A contract dispute is driving a wedge between the Indianapolis Metro Police Department and the man who oversees it.If Straub still thinks this is just a couple of people in leadership at the FOP stirring up this conflict in the wake of tonight's overwhelming vote against the four-year police contract proposed by the Ballard administration, then he is even further disconnected from what is taking place within IMPD than some of his worst critics contend he is. "This is somebody who has decided to say that the mayor and I were going to take cars away from the police officers or further restrict them is categorically untrue," Straub told Chapman. He tells her he is trying to "clear up some of the misinformation he says is spreading to officers." "What they're doing now is trying to use the contract as way to hold change hostage. Change is going to happen," Straub promised.
In a 13 Investigates report, the new public safety director defends a decision to disband several specialized investigative units and the rank and file deliver a vote of protest.
Standing together, IMPD's rank and file hoped to send a loud message to the city wrapped in silence at FOP headquarters Thursday . . .
But behind the badge, officers on the job are fuming over a plan revealed Monday to disband some specialized investigative units like robbery, burglary and auto theft and assigning those 65 or so detectives to district beats.
Depending on the need, those investigators could be ordered back to the street. Officers tell 13 Investigates it's a contract violation.
"It doesn't violate anything," countered Public Safety Director Frank Straub. On the job since January, he says the plan would give district commanders the additional resources they have been asking for while streamlining services for residents.
It comes at a time when a traumatized city aches from deadly violence.

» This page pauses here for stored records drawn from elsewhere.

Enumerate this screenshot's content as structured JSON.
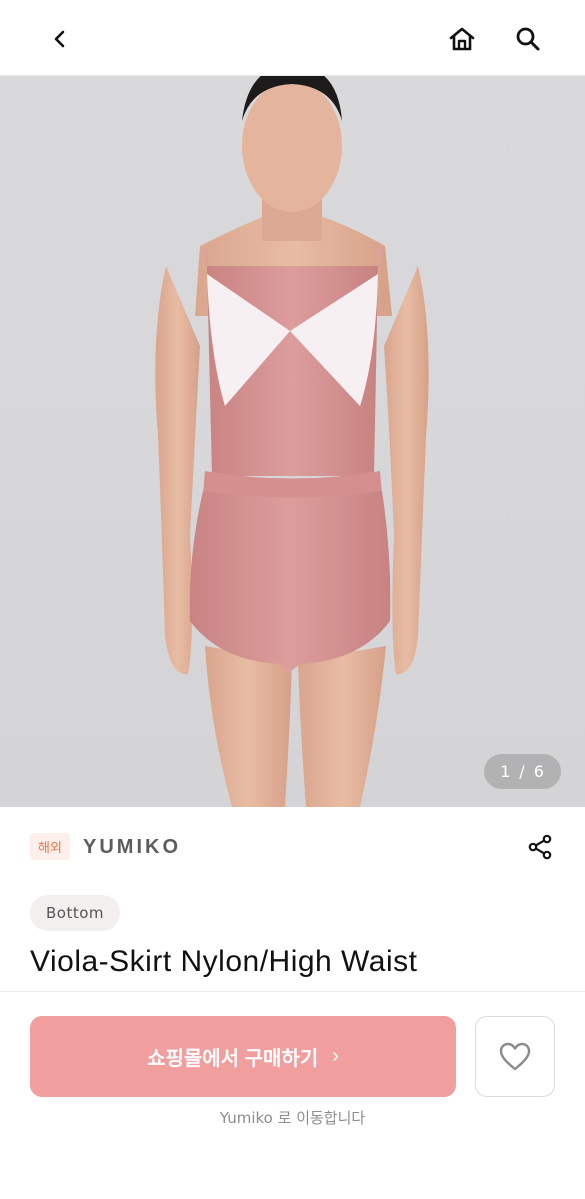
{
  "header": {
    "back_icon": "chevron-left-icon",
    "home_icon": "home-icon",
    "search_icon": "search-icon"
  },
  "gallery": {
    "current": "1",
    "separator": "/",
    "total": "6"
  },
  "brand": {
    "badge": "해외",
    "name": "YUMIKO",
    "share_icon": "share-icon"
  },
  "product": {
    "category": "Bottom",
    "title": "Viola-Skirt Nylon/High Waist"
  },
  "actions": {
    "buy_label": "쇼핑몰에서 구매하기",
    "buy_chevron": "›",
    "wishlist_icon": "heart-icon",
    "redirect_note": "Yumiko 로 이동합니다"
  },
  "colors": {
    "accent": "#f19e9f",
    "badge_text": "#e8744a",
    "badge_bg": "#fdf0ea"
  }
}
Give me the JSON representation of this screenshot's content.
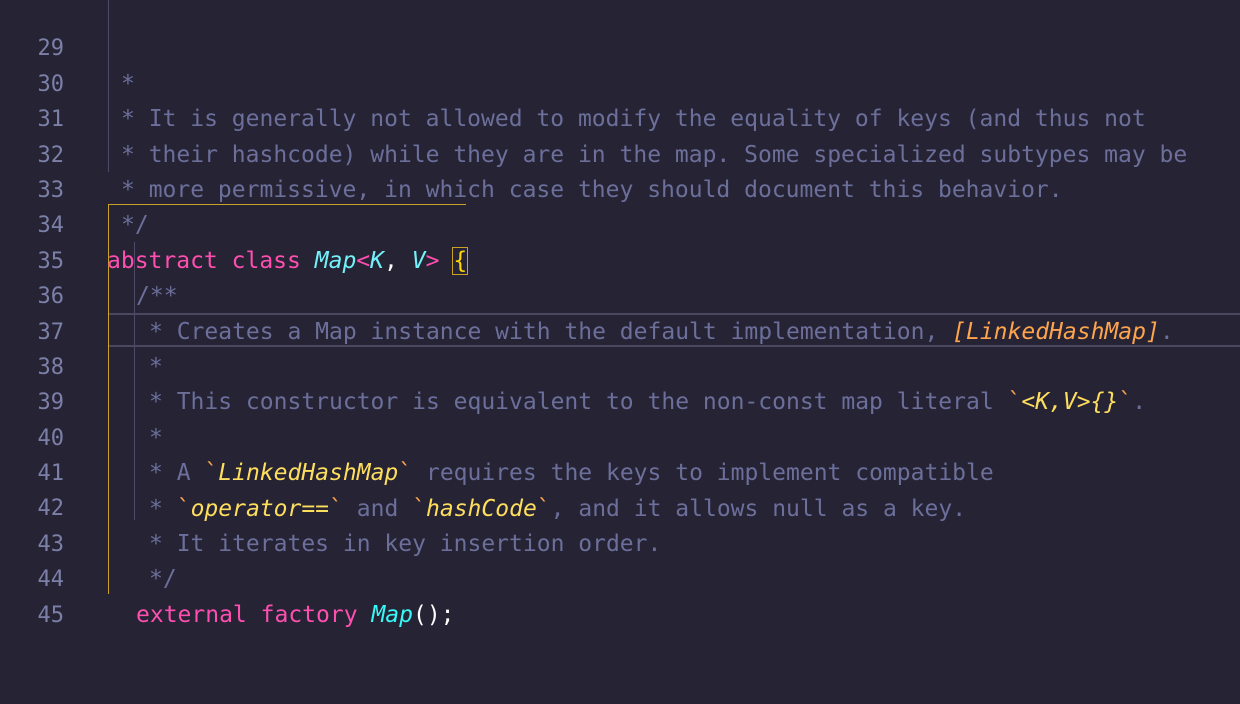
{
  "editor": {
    "lines": [
      {
        "number": "29",
        "text": "*"
      },
      {
        "number": "30",
        "text": "* It is generally not allowed to modify the equality of keys (and thus not"
      },
      {
        "number": "31",
        "text": "* their hashcode) while they are in the map. Some specialized subtypes may be"
      },
      {
        "number": "32",
        "text": "* more permissive, in which case they should document this behavior."
      },
      {
        "number": "33",
        "text": "*/"
      },
      {
        "number": "34",
        "kw1": "abstract",
        "kw2": "class",
        "type": "Map",
        "lt": "<",
        "tp1": "K",
        "comma": ",",
        "tp2": "V",
        "gt": ">",
        "brace": "{"
      },
      {
        "number": "35",
        "text": "/**"
      },
      {
        "number": "36",
        "pre": "* Creates a Map instance with the default implementation, ",
        "ref": "[LinkedHashMap]",
        "post": "."
      },
      {
        "number": "37",
        "text": "*"
      },
      {
        "number": "38",
        "pre": "* This constructor is equivalent to the non-const map literal ",
        "tick1": "`",
        "code": "<K,V>{}",
        "tick2": "`",
        "post": "."
      },
      {
        "number": "39",
        "text": "*"
      },
      {
        "number": "40",
        "pre": "* A ",
        "tick1": "`",
        "code": "LinkedHashMap",
        "tick2": "`",
        "post": " requires the keys to implement compatible"
      },
      {
        "number": "41",
        "pre": "* ",
        "tick1": "`",
        "code1": "operator==",
        "tick2": "`",
        "mid": " and ",
        "tick3": "`",
        "code2": "hashCode",
        "tick4": "`",
        "post": ", and it allows null as a key."
      },
      {
        "number": "42",
        "text": "* It iterates in key insertion order."
      },
      {
        "number": "43",
        "text": "*/"
      },
      {
        "number": "44",
        "kw1": "external",
        "kw2": "factory",
        "fn": "Map",
        "parens": "();"
      },
      {
        "number": "45",
        "text": ""
      }
    ]
  },
  "colors": {
    "background": "#262335",
    "comment": "#6b6f9a",
    "keyword": "#fe4fb0",
    "type": "#72f1f8",
    "doc_code": "#fede5d",
    "doc_ref": "#fea44c",
    "bracket_guide": "#c9a227"
  }
}
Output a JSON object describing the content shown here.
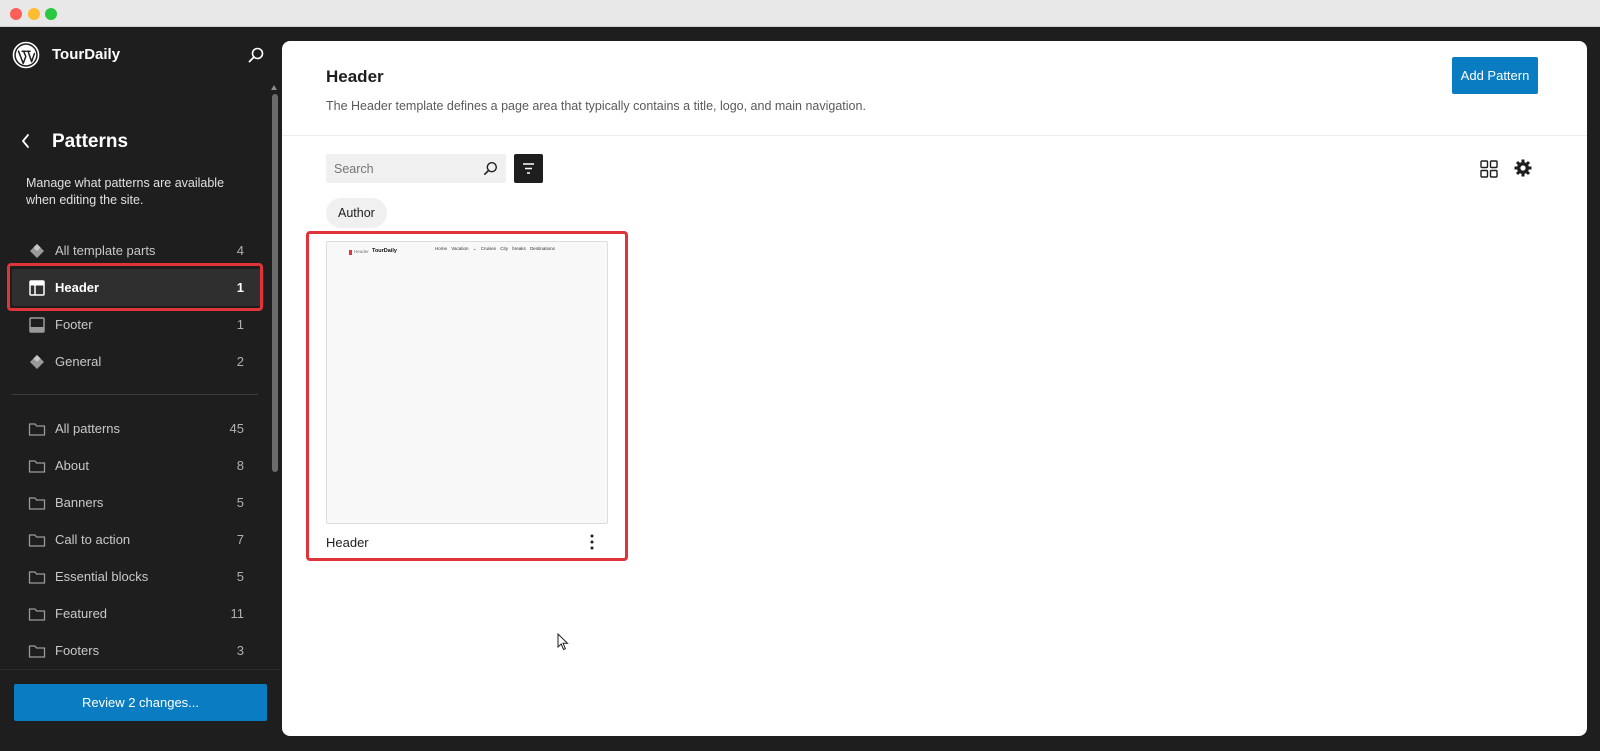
{
  "site": {
    "name": "TourDaily"
  },
  "sidebar": {
    "title": "Patterns",
    "description": "Manage what patterns are available when editing the site.",
    "template_parts": [
      {
        "label": "All template parts",
        "count": "4",
        "icon": "symbol-filled-icon"
      },
      {
        "label": "Header",
        "count": "1",
        "icon": "header-layout-icon",
        "active": true
      },
      {
        "label": "Footer",
        "count": "1",
        "icon": "footer-layout-icon"
      },
      {
        "label": "General",
        "count": "2",
        "icon": "symbol-filled-icon"
      }
    ],
    "categories": [
      {
        "label": "All patterns",
        "count": "45",
        "icon": "folder-icon"
      },
      {
        "label": "About",
        "count": "8",
        "icon": "folder-icon"
      },
      {
        "label": "Banners",
        "count": "5",
        "icon": "folder-icon"
      },
      {
        "label": "Call to action",
        "count": "7",
        "icon": "folder-icon"
      },
      {
        "label": "Essential blocks",
        "count": "5",
        "icon": "folder-icon"
      },
      {
        "label": "Featured",
        "count": "11",
        "icon": "folder-icon"
      },
      {
        "label": "Footers",
        "count": "3",
        "icon": "folder-icon"
      }
    ],
    "review_button": "Review 2 changes..."
  },
  "main": {
    "title": "Header",
    "description": "The Header template defines a page area that typically contains a title, logo, and main navigation.",
    "add_button": "Add Pattern",
    "search": {
      "placeholder": "Search",
      "value": ""
    },
    "filter_chip": "Author",
    "cards": [
      {
        "title": "Header",
        "preview": {
          "logo_text": "Header",
          "site_title": "TourDaily",
          "nav": [
            "Home",
            "Vacation ⌄",
            "Cruises",
            "City breaks",
            "Destinations"
          ]
        }
      }
    ]
  },
  "colors": {
    "accent": "#0a7cc2",
    "sidebar_bg": "#1e1e1e",
    "highlight": "#e0333a"
  }
}
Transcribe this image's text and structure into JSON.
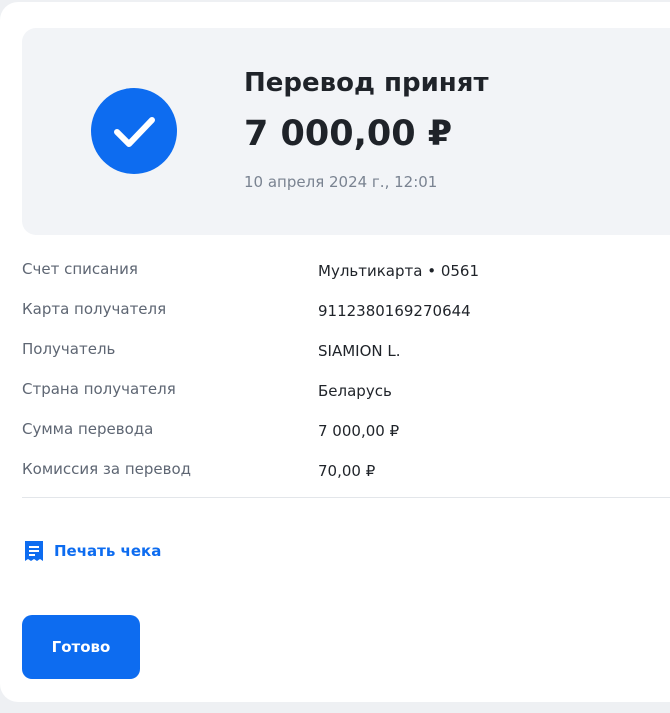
{
  "success": {
    "title": "Перевод принят",
    "amount": "7 000,00 ₽",
    "datetime": "10 апреля 2024 г., 12:01"
  },
  "details": [
    {
      "label": "Счет списания",
      "value": "Мультикарта • 0561"
    },
    {
      "label": "Карта получателя",
      "value": "9112380169270644"
    },
    {
      "label": "Получатель",
      "value": "SIAMION L."
    },
    {
      "label": "Страна получателя",
      "value": "Беларусь"
    },
    {
      "label": "Сумма перевода",
      "value": "7 000,00 ₽"
    },
    {
      "label": "Комиссия за перевод",
      "value": "70,00 ₽"
    }
  ],
  "actions": {
    "print_receipt": "Печать чека",
    "done": "Готово"
  },
  "icons": {
    "status": "check-circle-icon",
    "print": "receipt-icon"
  },
  "colors": {
    "accent": "#0d6cf0",
    "text": "#1f2329",
    "muted": "#7a8391"
  }
}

"Do you need a stalemate with the FOP and the rank and file?" 13 Investigates asked Straub.
"I'm not causing the stalemate," he replied. "This is something one or two people have taken and are now spinning out of control, in all honesty," said the director.
Straub won't name names. But it's clear his fight is at the top at the FOP.
I'm told that pay is not the issue for the vast majority of officers. They are simply upset at the changes Straub is forcing through without due consideration to the consequences his changes are having. For example, I'm told a number of federal grant funds could be jeopardized as a result of the specialized crime units Straub plans to disband next month. That has not only police detectives angry, but also the prosecutors and juvenile justice system employees who work closely with these specialized units.
Police officers say Straub has effectively neutered Chief Paul Ciesielski and his management team with his big power grab and has distanced the IMPD leadership from Mayor Ballard and his top staff. Straub has turned into a big media whore as of late after cutting off other IMPD personnel's access to the media. Detectives investigating Monday night's shooting spree that left two dead and eight persons shot at a neighborhood barbecue on the City's northwestside believe Straub may have compromised their investigation by shooting off his mouth during an interview with WIBC's Steve Simpson yesterday morning. Straub told Simpson the shooter had been identified by detectives working on the case. I'm told homicide detectives are furious over Straub's loose lips, which they fear have caused some potential witnesses to clam up and may have caused other critical evidence in the case to be destroyed.
Straub sure has had an impact since assuming the helm of the Public Safety Department. I'm not sure it's the kind of impact Ballard anticipated when he chose the outsider for the position. Yet many people believe Ballard has supported the expanded role of Straub in order to distance himself from the job he wanted so badly when he ran for mayor in 2007--to make public safety job one and to be solely accountable for the City's policing efforts.
UPDATE: Here's more on the media whore side to Straub. "When I walked into Straub's office Wednesday, a copy of the morning newspaper sat on his desk. The headline at the top of the front page -- "Mass Tragedy, Again" -- said it all, " Matt Tully writes. "Straub had asked me to come to his office to talk about the things the Indianapolis Metropolitan Police Department is doing to fight crime and to more proactively prevent it." "For starters, he handed me several pages of statistics showing signs of progress." Unfortunately, Tully missed the whole story that has been unfolding this week over the meltdown in relations between Straub and IMPD. Tully should have followed up his visit to Straub's office with a sit down with some real police officers before writing this column.